EXERCISE INSTRUCTIONS - Each entry should be duplicated verbatim; its pictures should not be.

GIVEN ENTRIES -
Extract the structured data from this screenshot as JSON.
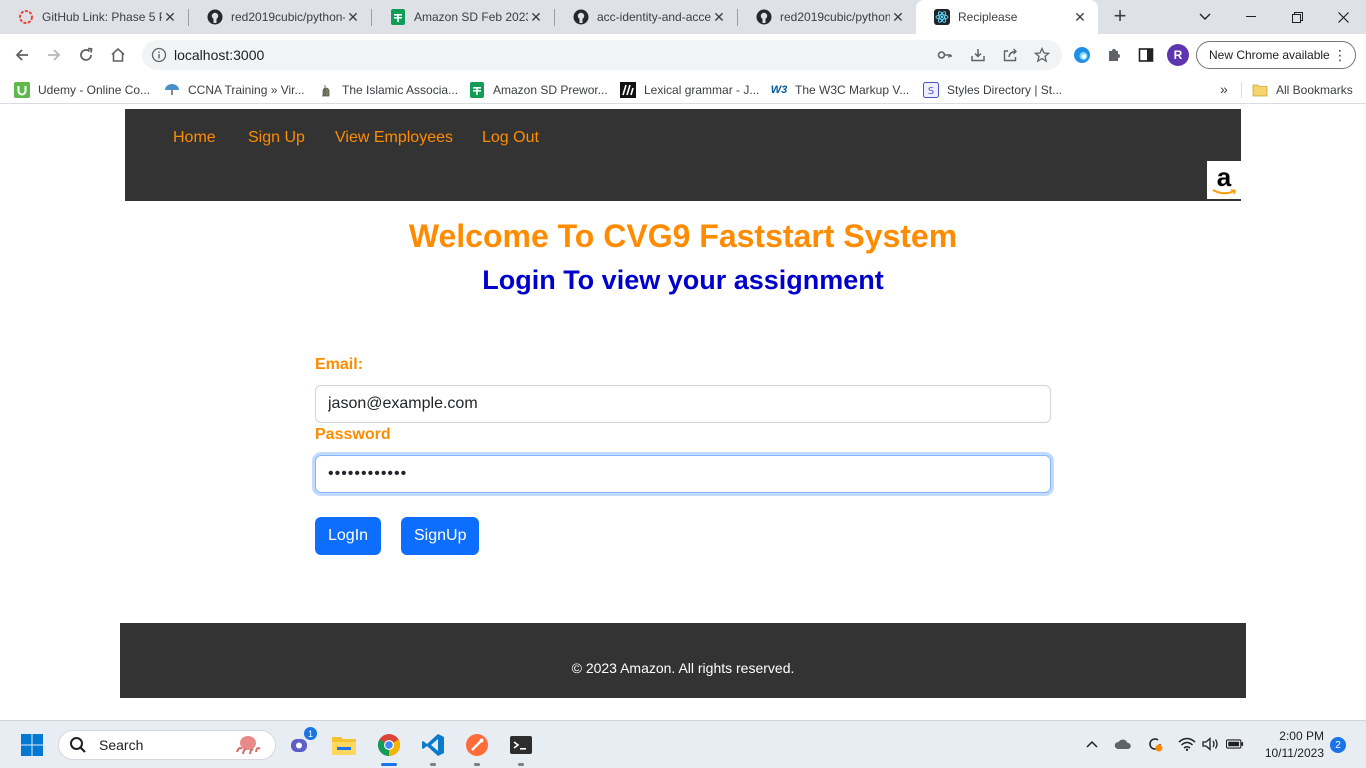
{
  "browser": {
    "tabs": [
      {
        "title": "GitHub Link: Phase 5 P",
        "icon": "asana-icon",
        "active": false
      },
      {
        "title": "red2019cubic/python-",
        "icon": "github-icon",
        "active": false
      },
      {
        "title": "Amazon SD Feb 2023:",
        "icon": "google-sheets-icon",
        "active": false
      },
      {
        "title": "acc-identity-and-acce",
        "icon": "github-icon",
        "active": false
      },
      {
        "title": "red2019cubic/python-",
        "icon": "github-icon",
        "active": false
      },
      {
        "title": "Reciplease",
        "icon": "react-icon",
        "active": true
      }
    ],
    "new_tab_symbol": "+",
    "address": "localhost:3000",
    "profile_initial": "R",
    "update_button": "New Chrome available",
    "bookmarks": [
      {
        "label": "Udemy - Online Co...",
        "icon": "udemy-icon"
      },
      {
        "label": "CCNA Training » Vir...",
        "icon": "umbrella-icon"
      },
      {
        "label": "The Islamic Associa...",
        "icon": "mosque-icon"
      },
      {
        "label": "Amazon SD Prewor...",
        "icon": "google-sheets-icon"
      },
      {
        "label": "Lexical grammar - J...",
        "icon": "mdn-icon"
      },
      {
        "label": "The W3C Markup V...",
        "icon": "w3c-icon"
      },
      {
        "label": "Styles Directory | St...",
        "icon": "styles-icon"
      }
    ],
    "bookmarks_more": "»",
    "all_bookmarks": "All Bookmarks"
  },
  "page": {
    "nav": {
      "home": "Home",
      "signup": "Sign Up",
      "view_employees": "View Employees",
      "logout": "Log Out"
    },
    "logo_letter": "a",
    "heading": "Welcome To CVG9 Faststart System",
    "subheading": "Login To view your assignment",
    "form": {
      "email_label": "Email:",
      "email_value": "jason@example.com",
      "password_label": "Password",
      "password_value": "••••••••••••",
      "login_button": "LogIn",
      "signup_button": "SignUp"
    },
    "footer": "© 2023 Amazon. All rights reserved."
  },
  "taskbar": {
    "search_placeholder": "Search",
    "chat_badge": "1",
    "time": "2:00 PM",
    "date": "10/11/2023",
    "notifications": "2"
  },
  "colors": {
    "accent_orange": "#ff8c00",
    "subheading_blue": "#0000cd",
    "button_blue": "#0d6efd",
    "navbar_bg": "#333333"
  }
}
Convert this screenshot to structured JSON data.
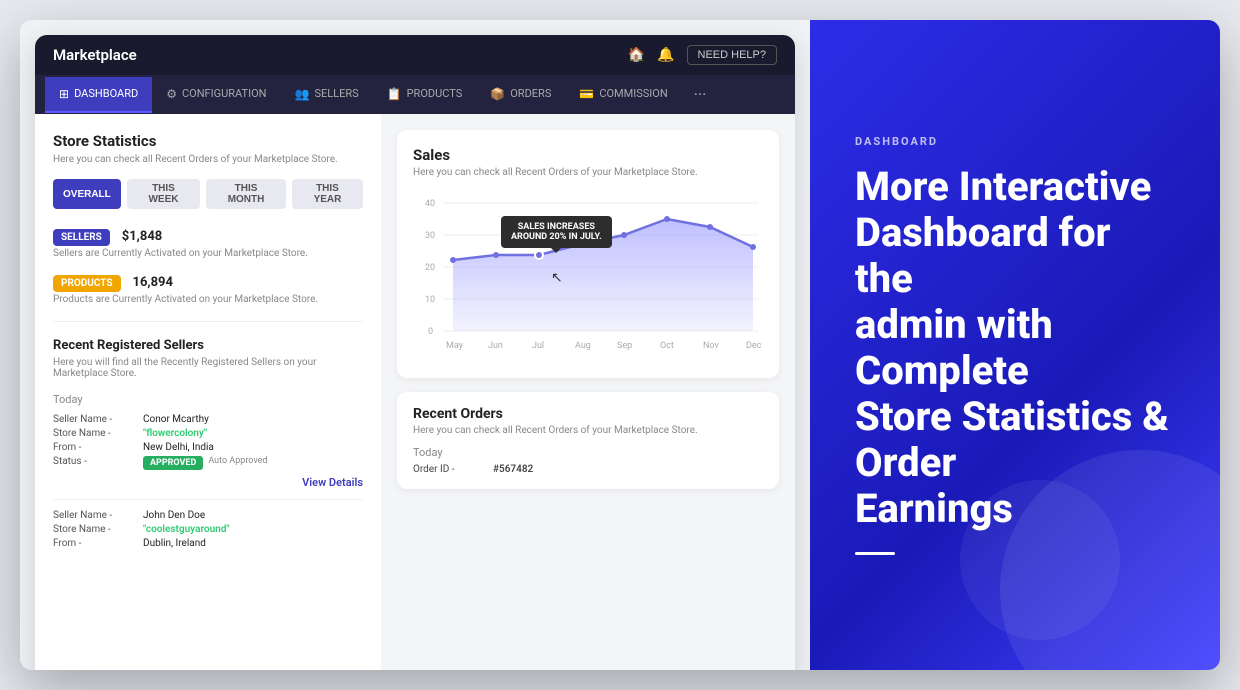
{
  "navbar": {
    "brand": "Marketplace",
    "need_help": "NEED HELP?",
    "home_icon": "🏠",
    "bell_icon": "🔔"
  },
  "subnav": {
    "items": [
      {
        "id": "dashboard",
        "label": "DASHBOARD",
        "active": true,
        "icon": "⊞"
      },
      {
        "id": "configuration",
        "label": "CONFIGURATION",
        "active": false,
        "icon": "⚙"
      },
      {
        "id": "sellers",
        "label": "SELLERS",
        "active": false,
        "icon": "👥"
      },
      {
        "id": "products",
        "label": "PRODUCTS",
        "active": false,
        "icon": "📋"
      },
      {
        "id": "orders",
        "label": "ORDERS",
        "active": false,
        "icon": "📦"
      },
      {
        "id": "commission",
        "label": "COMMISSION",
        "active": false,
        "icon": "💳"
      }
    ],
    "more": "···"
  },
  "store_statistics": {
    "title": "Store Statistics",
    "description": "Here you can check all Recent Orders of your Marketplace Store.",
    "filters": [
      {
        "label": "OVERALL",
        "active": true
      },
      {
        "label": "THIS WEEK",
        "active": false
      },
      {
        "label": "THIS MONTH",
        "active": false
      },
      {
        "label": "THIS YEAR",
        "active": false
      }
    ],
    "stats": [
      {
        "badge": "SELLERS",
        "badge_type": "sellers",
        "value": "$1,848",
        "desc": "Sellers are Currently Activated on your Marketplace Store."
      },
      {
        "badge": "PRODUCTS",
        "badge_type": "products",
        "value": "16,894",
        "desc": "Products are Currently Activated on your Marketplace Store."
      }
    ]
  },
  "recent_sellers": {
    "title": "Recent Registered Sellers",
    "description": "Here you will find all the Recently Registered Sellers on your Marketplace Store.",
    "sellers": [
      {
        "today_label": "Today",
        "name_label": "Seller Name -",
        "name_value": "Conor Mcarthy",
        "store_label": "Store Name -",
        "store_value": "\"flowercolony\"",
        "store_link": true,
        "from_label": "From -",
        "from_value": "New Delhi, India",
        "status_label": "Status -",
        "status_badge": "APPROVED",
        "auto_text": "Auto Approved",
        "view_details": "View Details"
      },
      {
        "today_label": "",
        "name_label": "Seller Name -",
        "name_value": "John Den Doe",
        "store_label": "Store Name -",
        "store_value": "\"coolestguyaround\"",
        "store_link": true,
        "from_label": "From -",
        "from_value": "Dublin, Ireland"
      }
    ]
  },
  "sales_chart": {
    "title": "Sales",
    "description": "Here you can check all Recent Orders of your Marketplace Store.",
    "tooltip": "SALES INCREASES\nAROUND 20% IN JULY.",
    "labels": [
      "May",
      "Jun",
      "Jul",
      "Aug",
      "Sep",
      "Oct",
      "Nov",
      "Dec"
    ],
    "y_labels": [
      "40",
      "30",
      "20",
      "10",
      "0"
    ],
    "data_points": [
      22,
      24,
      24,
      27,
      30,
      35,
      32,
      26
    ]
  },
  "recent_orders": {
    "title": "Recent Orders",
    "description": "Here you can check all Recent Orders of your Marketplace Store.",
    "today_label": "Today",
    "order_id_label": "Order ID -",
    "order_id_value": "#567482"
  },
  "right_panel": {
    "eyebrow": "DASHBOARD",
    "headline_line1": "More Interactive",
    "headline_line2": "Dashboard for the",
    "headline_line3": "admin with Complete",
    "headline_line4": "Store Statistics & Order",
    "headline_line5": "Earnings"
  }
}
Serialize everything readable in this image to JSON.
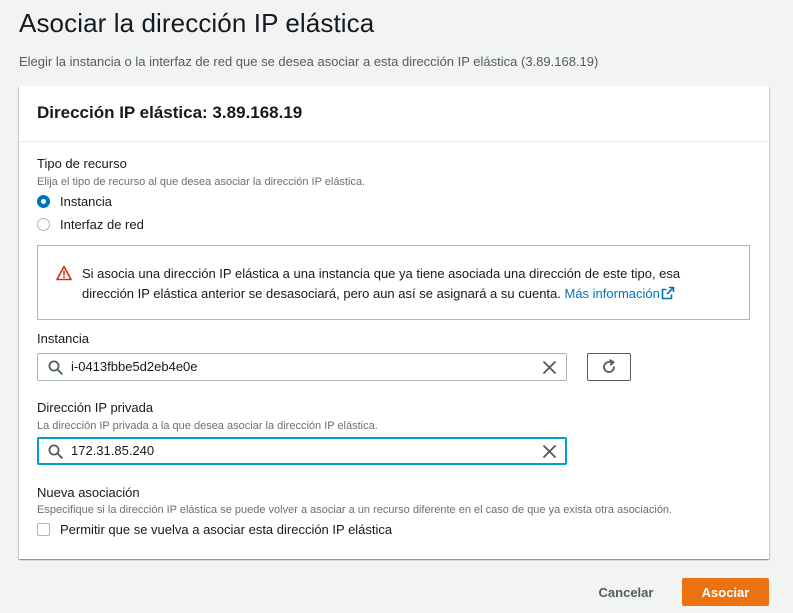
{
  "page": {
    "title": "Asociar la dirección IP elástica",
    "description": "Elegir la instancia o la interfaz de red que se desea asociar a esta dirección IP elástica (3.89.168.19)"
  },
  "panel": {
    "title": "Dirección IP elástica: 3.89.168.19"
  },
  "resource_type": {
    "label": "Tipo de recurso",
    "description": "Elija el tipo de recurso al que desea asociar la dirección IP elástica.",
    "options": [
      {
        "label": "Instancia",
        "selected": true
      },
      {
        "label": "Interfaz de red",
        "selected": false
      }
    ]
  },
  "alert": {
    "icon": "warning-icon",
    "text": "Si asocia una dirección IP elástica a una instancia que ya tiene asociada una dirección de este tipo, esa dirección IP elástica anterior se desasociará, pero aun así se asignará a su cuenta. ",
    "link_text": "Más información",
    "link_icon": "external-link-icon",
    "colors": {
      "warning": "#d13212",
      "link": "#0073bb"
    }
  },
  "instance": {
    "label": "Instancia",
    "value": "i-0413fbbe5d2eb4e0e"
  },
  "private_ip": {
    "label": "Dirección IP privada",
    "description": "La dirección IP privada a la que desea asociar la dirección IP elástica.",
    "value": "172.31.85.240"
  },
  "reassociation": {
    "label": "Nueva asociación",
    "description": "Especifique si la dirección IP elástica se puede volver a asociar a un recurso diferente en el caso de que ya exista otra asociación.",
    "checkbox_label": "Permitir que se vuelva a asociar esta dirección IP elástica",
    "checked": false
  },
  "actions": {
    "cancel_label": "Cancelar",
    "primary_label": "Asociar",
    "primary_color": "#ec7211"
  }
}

SOLUTION TO THIS EXERCISE -
Extract the structured data from this screenshot as JSON.
{
  "browser": {
    "tabs": [
      {
        "title": "GitHub Link: Phase 5 P",
        "icon": "asana-icon",
        "active": false
      },
      {
        "title": "red2019cubic/python-",
        "icon": "github-icon",
        "active": false
      },
      {
        "title": "Amazon SD Feb 2023:",
        "icon": "google-sheets-icon",
        "active": false
      },
      {
        "title": "acc-identity-and-acce",
        "icon": "github-icon",
        "active": false
      },
      {
        "title": "red2019cubic/python-",
        "icon": "github-icon",
        "active": false
      },
      {
        "title": "Reciplease",
        "icon": "react-icon",
        "active": true
      }
    ],
    "new_tab_symbol": "+",
    "address": "localhost:3000",
    "profile_initial": "R",
    "update_button": "New Chrome available",
    "bookmarks": [
      {
        "label": "Udemy - Online Co...",
        "icon": "udemy-icon"
      },
      {
        "label": "CCNA Training » Vir...",
        "icon": "umbrella-icon"
      },
      {
        "label": "The Islamic Associa...",
        "icon": "mosque-icon"
      },
      {
        "label": "Amazon SD Prewor...",
        "icon": "google-sheets-icon"
      },
      {
        "label": "Lexical grammar - J...",
        "icon": "mdn-icon"
      },
      {
        "label": "The W3C Markup V...",
        "icon": "w3c-icon"
      },
      {
        "label": "Styles Directory | St...",
        "icon": "styles-icon"
      }
    ],
    "bookmarks_more": "»",
    "all_bookmarks": "All Bookmarks"
  },
  "page": {
    "nav": {
      "home": "Home",
      "signup": "Sign Up",
      "view_employees": "View Employees",
      "logout": "Log Out"
    },
    "logo_letter": "a",
    "heading": "Welcome To CVG9 Faststart System",
    "subheading": "Login To view your assignment",
    "form": {
      "email_label": "Email:",
      "email_value": "jason@example.com",
      "password_label": "Password",
      "password_value": "••••••••••••",
      "login_button": "LogIn",
      "signup_button": "SignUp"
    },
    "footer": "© 2023 Amazon. All rights reserved."
  },
  "taskbar": {
    "search_placeholder": "Search",
    "chat_badge": "1",
    "time": "2:00 PM",
    "date": "10/11/2023",
    "notifications": "2"
  },
  "colors": {
    "accent_orange": "#ff8c00",
    "subheading_blue": "#0000cd",
    "button_blue": "#0d6efd",
    "navbar_bg": "#333333"
  }
}
Convert this screenshot to structured JSON data.
{
  "navbar": {
    "brand": "Marketplace",
    "need_help": "NEED HELP?",
    "home_icon": "🏠",
    "bell_icon": "🔔"
  },
  "subnav": {
    "items": [
      {
        "id": "dashboard",
        "label": "DASHBOARD",
        "active": true,
        "icon": "⊞"
      },
      {
        "id": "configuration",
        "label": "CONFIGURATION",
        "active": false,
        "icon": "⚙"
      },
      {
        "id": "sellers",
        "label": "SELLERS",
        "active": false,
        "icon": "👥"
      },
      {
        "id": "products",
        "label": "PRODUCTS",
        "active": false,
        "icon": "📋"
      },
      {
        "id": "orders",
        "label": "ORDERS",
        "active": false,
        "icon": "📦"
      },
      {
        "id": "commission",
        "label": "COMMISSION",
        "active": false,
        "icon": "💳"
      }
    ],
    "more": "···"
  },
  "store_statistics": {
    "title": "Store Statistics",
    "description": "Here you can check all Recent Orders of your Marketplace Store.",
    "filters": [
      {
        "label": "OVERALL",
        "active": true
      },
      {
        "label": "THIS WEEK",
        "active": false
      },
      {
        "label": "THIS MONTH",
        "active": false
      },
      {
        "label": "THIS YEAR",
        "active": false
      }
    ],
    "stats": [
      {
        "badge": "SELLERS",
        "badge_type": "sellers",
        "value": "$1,848",
        "desc": "Sellers are Currently Activated on your Marketplace Store."
      },
      {
        "badge": "PRODUCTS",
        "badge_type": "products",
        "value": "16,894",
        "desc": "Products are Currently Activated on your Marketplace Store."
      }
    ]
  },
  "recent_sellers": {
    "title": "Recent Registered Sellers",
    "description": "Here you will find all the Recently Registered Sellers on your Marketplace Store.",
    "sellers": [
      {
        "today_label": "Today",
        "name_label": "Seller Name -",
        "name_value": "Conor Mcarthy",
        "store_label": "Store Name -",
        "store_value": "\"flowercolony\"",
        "store_link": true,
        "from_label": "From -",
        "from_value": "New Delhi, India",
        "status_label": "Status -",
        "status_badge": "APPROVED",
        "auto_text": "Auto Approved",
        "view_details": "View Details"
      },
      {
        "today_label": "",
        "name_label": "Seller Name -",
        "name_value": "John Den Doe",
        "store_label": "Store Name -",
        "store_value": "\"coolestguyaround\"",
        "store_link": true,
        "from_label": "From -",
        "from_value": "Dublin, Ireland"
      }
    ]
  },
  "sales_chart": {
    "title": "Sales",
    "description": "Here you can check all Recent Orders of your Marketplace Store.",
    "tooltip": "SALES INCREASES\nAROUND 20% IN JULY.",
    "labels": [
      "May",
      "Jun",
      "Jul",
      "Aug",
      "Sep",
      "Oct",
      "Nov",
      "Dec"
    ],
    "y_labels": [
      "40",
      "30",
      "20",
      "10",
      "0"
    ],
    "data_points": [
      22,
      24,
      24,
      27,
      30,
      35,
      32,
      26
    ]
  },
  "recent_orders": {
    "title": "Recent Orders",
    "description": "Here you can check all Recent Orders of your Marketplace Store.",
    "today_label": "Today",
    "order_id_label": "Order ID -",
    "order_id_value": "#567482"
  },
  "right_panel": {
    "eyebrow": "DASHBOARD",
    "headline_line1": "More Interactive",
    "headline_line2": "Dashboard for the",
    "headline_line3": "admin with Complete",
    "headline_line4": "Store Statistics & Order",
    "headline_line5": "Earnings"
  }
}
Serialize everything readable in this image to JSON.
{
  "page": {
    "title": "Asociar la dirección IP elástica",
    "description": "Elegir la instancia o la interfaz de red que se desea asociar a esta dirección IP elástica (3.89.168.19)"
  },
  "panel": {
    "title": "Dirección IP elástica: 3.89.168.19"
  },
  "resource_type": {
    "label": "Tipo de recurso",
    "description": "Elija el tipo de recurso al que desea asociar la dirección IP elástica.",
    "options": [
      {
        "label": "Instancia",
        "selected": true
      },
      {
        "label": "Interfaz de red",
        "selected": false
      }
    ]
  },
  "alert": {
    "icon": "warning-icon",
    "text": "Si asocia una dirección IP elástica a una instancia que ya tiene asociada una dirección de este tipo, esa dirección IP elástica anterior se desasociará, pero aun así se asignará a su cuenta. ",
    "link_text": "Más información",
    "link_icon": "external-link-icon",
    "colors": {
      "warning": "#d13212",
      "link": "#0073bb"
    }
  },
  "instance": {
    "label": "Instancia",
    "value": "i-0413fbbe5d2eb4e0e"
  },
  "private_ip": {
    "label": "Dirección IP privada",
    "description": "La dirección IP privada a la que desea asociar la dirección IP elástica.",
    "value": "172.31.85.240"
  },
  "reassociation": {
    "label": "Nueva asociación",
    "description": "Especifique si la dirección IP elástica se puede volver a asociar a un recurso diferente en el caso de que ya exista otra asociación.",
    "checkbox_label": "Permitir que se vuelva a asociar esta dirección IP elástica",
    "checked": false
  },
  "actions": {
    "cancel_label": "Cancelar",
    "primary_label": "Asociar",
    "primary_color": "#ec7211"
  }
}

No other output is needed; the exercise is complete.